University of Otago vice-chancellor Prof Harlene Hayne said the change would push the institution more than halfway to its goal of becoming a carbon-zero campus.
University of Otago office of sustainability manager Hilary Phipps said the move was the ''most significant short-term action'' it could take to show leadership, rapidly reduce its carbon footprint and show the institution was doing more than just talking about sustainability.
''We will continue to learn lessons, innovate and refine our practices to make the University of Otago more sustainable and set an example for other organisations locally, regionally and internationally,'' Dr Phipps said.

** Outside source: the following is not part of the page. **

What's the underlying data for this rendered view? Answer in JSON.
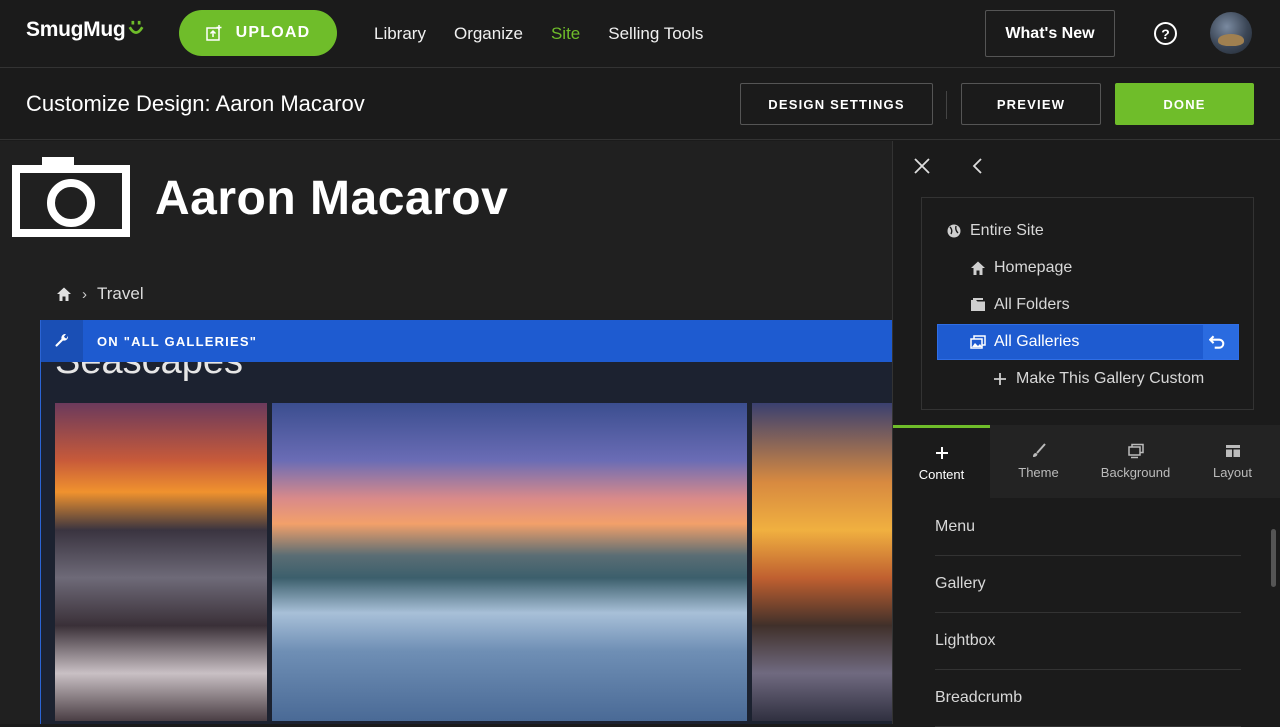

350 Dunedin environmental group spokesman Charlie Montague said the group was ''very happy'' about the university's decision to stop using coal.
''The university have listened and responded to escalating public pressure.
''Otago students want to see a safe climate future and we are happy Otago University is open to doing its bit.''
The use of wood would reduce the university's total carbon footprint by a third.
The transition was expected to be complete by July 2020, a university spokeswoman said.
It would take three years because of physical changes needed at the Dunedin Energy Centre where the steam was produced.